(Stored records)
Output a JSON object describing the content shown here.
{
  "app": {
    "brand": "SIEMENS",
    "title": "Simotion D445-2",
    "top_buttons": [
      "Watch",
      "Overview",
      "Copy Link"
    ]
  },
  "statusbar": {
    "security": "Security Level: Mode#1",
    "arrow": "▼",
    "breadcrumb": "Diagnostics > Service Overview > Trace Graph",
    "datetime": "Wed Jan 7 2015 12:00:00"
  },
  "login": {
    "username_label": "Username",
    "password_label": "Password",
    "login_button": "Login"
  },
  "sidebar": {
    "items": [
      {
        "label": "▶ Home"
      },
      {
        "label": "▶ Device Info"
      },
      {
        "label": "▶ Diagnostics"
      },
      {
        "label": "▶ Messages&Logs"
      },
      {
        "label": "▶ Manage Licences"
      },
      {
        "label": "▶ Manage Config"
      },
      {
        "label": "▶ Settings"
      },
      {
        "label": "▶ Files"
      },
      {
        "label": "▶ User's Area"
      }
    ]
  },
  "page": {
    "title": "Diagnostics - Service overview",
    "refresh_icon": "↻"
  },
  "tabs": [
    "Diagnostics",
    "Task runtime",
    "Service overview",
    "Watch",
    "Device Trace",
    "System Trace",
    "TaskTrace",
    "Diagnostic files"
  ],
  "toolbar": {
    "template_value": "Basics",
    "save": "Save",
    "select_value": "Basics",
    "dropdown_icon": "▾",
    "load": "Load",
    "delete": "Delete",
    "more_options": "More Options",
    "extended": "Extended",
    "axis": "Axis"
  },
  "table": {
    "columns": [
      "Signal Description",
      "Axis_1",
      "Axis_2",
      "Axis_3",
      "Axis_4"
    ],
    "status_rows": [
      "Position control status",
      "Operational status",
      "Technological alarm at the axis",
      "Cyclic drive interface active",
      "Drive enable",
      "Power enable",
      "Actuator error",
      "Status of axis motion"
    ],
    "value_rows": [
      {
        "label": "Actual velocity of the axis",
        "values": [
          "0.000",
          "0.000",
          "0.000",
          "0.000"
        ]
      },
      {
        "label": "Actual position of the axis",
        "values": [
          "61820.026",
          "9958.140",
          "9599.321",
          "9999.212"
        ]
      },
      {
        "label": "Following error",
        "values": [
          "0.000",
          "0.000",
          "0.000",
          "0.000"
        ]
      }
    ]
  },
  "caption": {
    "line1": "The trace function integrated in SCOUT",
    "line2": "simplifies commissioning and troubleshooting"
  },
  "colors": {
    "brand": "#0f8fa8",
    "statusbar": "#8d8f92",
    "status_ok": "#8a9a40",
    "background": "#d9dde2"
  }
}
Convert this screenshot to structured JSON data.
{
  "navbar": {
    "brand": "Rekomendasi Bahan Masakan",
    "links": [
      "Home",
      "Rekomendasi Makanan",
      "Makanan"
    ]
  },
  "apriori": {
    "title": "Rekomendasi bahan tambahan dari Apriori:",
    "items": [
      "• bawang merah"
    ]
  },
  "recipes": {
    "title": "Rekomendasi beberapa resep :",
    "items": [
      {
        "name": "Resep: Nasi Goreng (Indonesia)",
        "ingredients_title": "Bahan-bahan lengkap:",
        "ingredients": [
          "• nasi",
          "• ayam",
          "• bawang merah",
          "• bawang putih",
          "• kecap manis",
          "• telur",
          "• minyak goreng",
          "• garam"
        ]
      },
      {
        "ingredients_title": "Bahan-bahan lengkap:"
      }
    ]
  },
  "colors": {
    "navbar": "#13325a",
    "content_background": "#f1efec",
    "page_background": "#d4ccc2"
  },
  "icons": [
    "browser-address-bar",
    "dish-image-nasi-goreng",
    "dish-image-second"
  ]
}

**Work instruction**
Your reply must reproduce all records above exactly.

**Output for this task**
Output a JSON object describing the content shown here.
{
  "app": {
    "brand": "SIEMENS",
    "title": "Simotion D445-2",
    "top_buttons": [
      "Watch",
      "Overview",
      "Copy Link"
    ]
  },
  "statusbar": {
    "security": "Security Level: Mode#1",
    "arrow": "▼",
    "breadcrumb": "Diagnostics > Service Overview > Trace Graph",
    "datetime": "Wed Jan 7 2015 12:00:00"
  },
  "login": {
    "username_label": "Username",
    "password_label": "Password",
    "login_button": "Login"
  },
  "sidebar": {
    "items": [
      {
        "label": "▶ Home"
      },
      {
        "label": "▶ Device Info"
      },
      {
        "label": "▶ Diagnostics"
      },
      {
        "label": "▶ Messages&Logs"
      },
      {
        "label": "▶ Manage Licences"
      },
      {
        "label": "▶ Manage Config"
      },
      {
        "label": "▶ Settings"
      },
      {
        "label": "▶ Files"
      },
      {
        "label": "▶ User's Area"
      }
    ]
  },
  "page": {
    "title": "Diagnostics - Service overview",
    "refresh_icon": "↻"
  },
  "tabs": [
    "Diagnostics",
    "Task runtime",
    "Service overview",
    "Watch",
    "Device Trace",
    "System Trace",
    "TaskTrace",
    "Diagnostic files"
  ],
  "toolbar": {
    "template_value": "Basics",
    "save": "Save",
    "select_value": "Basics",
    "dropdown_icon": "▾",
    "load": "Load",
    "delete": "Delete",
    "more_options": "More Options",
    "extended": "Extended",
    "axis": "Axis"
  },
  "table": {
    "columns": [
      "Signal Description",
      "Axis_1",
      "Axis_2",
      "Axis_3",
      "Axis_4"
    ],
    "status_rows": [
      "Position control status",
      "Operational status",
      "Technological alarm at the axis",
      "Cyclic drive interface active",
      "Drive enable",
      "Power enable",
      "Actuator error",
      "Status of axis motion"
    ],
    "value_rows": [
      {
        "label": "Actual velocity of the axis",
        "values": [
          "0.000",
          "0.000",
          "0.000",
          "0.000"
        ]
      },
      {
        "label": "Actual position of the axis",
        "values": [
          "61820.026",
          "9958.140",
          "9599.321",
          "9999.212"
        ]
      },
      {
        "label": "Following error",
        "values": [
          "0.000",
          "0.000",
          "0.000",
          "0.000"
        ]
      }
    ]
  },
  "caption": {
    "line1": "The trace function integrated in SCOUT",
    "line2": "simplifies commissioning and troubleshooting"
  },
  "colors": {
    "brand": "#0f8fa8",
    "statusbar": "#8d8f92",
    "status_ok": "#8a9a40",
    "background": "#d9dde2"
  }
}
Convert this screenshot to structured JSON data.
{
  "navbar": {
    "brand": "Rekomendasi Bahan Masakan",
    "links": [
      "Home",
      "Rekomendasi Makanan",
      "Makanan"
    ]
  },
  "apriori": {
    "title": "Rekomendasi bahan tambahan dari Apriori:",
    "items": [
      "• bawang merah"
    ]
  },
  "recipes": {
    "title": "Rekomendasi beberapa resep :",
    "items": [
      {
        "name": "Resep: Nasi Goreng (Indonesia)",
        "ingredients_title": "Bahan-bahan lengkap:",
        "ingredients": [
          "• nasi",
          "• ayam",
          "• bawang merah",
          "• bawang putih",
          "• kecap manis",
          "• telur",
          "• minyak goreng",
          "• garam"
        ]
      },
      {
        "ingredients_title": "Bahan-bahan lengkap:"
      }
    ]
  },
  "colors": {
    "navbar": "#13325a",
    "content_background": "#f1efec",
    "page_background": "#d4ccc2"
  },
  "icons": [
    "browser-address-bar",
    "dish-image-nasi-goreng",
    "dish-image-second"
  ]
}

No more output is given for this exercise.